→ ASSIGNED TASK: Nothing but a number should be returned: the count of lines in the records that contain "this".

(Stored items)
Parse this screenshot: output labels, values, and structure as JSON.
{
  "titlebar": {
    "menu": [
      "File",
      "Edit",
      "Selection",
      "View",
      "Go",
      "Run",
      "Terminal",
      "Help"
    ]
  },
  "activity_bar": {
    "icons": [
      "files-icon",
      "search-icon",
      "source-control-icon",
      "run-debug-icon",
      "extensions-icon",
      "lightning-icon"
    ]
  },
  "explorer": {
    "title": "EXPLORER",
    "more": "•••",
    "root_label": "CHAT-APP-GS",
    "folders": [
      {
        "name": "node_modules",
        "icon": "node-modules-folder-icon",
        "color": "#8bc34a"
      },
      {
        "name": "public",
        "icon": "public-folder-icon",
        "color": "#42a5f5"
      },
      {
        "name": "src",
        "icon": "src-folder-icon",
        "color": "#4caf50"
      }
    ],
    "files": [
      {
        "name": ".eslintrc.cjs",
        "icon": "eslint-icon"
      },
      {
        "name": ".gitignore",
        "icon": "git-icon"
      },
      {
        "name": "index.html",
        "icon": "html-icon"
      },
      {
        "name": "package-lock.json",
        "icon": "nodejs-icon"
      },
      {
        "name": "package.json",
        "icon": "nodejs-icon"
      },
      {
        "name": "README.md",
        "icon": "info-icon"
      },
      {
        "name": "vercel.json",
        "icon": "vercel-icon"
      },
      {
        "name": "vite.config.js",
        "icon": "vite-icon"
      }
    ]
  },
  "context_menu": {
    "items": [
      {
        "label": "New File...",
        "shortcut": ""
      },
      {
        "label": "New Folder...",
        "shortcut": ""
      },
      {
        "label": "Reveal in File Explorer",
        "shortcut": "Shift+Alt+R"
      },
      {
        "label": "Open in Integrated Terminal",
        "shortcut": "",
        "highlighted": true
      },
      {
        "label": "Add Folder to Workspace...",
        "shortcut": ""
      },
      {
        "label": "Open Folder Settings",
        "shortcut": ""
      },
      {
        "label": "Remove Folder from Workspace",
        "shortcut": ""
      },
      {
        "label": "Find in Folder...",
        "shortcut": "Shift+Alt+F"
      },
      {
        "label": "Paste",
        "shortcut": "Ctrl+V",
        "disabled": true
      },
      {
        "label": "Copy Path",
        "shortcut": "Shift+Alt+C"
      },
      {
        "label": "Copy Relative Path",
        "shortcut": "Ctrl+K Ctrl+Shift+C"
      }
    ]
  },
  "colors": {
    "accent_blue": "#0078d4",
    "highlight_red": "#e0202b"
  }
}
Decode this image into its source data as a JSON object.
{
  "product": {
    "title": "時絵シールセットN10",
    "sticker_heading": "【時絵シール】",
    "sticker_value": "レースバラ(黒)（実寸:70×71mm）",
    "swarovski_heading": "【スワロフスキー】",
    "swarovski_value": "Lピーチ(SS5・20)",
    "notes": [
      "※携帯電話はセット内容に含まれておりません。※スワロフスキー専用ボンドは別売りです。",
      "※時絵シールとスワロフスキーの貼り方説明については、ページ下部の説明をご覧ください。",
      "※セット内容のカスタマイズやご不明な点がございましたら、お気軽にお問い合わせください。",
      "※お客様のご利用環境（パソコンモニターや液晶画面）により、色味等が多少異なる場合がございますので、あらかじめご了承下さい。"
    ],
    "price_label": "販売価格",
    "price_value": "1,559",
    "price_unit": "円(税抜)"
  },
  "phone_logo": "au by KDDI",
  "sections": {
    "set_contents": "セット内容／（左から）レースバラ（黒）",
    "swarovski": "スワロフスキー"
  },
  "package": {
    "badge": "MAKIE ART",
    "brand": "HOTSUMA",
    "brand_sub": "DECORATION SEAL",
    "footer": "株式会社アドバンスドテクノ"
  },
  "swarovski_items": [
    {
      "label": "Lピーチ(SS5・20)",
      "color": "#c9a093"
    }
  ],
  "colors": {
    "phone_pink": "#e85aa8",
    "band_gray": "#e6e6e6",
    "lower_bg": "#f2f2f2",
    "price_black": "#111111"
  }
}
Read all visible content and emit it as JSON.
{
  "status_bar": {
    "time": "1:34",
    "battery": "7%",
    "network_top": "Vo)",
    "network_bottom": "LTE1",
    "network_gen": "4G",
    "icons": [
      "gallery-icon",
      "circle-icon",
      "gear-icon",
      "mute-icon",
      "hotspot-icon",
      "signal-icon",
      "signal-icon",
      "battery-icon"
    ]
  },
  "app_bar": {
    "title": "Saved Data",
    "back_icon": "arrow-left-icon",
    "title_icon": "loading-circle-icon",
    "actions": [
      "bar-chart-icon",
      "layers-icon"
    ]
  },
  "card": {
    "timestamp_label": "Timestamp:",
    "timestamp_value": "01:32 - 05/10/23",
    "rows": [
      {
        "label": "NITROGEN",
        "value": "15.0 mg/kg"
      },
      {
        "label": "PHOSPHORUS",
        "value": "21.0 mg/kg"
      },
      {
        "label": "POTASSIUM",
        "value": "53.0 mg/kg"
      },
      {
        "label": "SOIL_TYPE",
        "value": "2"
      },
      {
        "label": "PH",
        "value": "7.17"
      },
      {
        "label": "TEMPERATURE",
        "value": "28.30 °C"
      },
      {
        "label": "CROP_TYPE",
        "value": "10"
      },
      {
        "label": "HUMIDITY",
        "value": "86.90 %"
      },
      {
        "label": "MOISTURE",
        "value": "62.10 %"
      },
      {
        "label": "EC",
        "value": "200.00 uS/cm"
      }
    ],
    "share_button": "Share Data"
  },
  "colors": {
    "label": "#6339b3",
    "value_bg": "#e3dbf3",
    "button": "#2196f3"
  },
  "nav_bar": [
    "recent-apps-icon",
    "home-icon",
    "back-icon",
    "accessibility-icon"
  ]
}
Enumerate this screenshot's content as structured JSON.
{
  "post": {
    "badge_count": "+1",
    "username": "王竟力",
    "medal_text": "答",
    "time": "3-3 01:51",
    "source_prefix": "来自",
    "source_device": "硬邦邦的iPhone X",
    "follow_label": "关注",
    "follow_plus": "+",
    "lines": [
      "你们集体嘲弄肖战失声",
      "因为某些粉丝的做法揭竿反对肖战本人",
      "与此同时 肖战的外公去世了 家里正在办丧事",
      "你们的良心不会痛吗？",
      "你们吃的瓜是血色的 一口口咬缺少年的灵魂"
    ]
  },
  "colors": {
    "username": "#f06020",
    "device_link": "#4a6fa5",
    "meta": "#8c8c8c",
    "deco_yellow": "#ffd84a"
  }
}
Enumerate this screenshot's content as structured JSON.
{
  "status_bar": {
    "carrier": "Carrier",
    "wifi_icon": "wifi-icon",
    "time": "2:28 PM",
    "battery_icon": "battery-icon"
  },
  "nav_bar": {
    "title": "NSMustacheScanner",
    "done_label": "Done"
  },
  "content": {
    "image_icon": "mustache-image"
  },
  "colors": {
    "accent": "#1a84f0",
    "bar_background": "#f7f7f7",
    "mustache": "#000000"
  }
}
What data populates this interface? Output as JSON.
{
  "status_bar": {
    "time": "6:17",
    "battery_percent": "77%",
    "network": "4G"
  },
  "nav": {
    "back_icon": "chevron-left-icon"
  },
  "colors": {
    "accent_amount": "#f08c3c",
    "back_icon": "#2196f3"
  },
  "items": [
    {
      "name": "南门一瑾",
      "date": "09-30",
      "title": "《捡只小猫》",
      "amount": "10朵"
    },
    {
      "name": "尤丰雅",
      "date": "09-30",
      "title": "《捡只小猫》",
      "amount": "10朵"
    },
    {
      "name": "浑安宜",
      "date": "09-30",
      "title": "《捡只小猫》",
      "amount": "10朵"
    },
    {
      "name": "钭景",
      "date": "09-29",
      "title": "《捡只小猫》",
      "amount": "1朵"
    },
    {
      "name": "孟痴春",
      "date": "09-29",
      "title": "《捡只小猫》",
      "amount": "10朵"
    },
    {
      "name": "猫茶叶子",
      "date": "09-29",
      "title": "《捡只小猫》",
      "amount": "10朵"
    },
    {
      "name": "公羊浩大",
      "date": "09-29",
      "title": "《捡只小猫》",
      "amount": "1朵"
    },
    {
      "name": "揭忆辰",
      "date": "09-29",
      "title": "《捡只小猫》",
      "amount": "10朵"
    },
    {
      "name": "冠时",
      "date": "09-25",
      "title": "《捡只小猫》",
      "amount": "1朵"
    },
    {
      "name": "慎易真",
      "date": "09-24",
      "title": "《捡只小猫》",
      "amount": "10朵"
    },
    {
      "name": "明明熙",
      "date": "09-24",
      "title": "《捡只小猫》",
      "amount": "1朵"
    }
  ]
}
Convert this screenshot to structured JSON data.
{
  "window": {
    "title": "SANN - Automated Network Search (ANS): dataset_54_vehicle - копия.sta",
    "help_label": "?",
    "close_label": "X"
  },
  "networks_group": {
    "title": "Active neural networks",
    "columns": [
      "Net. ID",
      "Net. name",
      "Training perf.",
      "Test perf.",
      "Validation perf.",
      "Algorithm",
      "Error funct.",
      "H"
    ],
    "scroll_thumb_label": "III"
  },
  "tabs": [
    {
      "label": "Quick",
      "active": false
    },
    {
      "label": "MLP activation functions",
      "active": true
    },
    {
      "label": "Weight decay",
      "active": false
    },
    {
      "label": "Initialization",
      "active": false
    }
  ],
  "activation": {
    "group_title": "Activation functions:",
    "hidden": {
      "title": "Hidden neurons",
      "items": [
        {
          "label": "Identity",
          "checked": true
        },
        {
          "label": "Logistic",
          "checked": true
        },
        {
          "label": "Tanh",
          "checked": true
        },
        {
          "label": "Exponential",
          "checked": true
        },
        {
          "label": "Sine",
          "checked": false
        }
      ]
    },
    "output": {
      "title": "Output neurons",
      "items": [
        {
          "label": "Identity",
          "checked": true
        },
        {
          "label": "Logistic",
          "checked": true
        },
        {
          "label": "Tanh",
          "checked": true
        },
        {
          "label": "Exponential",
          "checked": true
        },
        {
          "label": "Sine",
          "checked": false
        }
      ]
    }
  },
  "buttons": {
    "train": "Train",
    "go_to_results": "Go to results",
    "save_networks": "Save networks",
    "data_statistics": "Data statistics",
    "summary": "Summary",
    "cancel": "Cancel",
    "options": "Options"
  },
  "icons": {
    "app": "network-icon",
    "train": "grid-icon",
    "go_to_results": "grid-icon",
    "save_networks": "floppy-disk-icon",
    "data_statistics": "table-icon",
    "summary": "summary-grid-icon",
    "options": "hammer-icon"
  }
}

→ YOUR RESPONSE: 6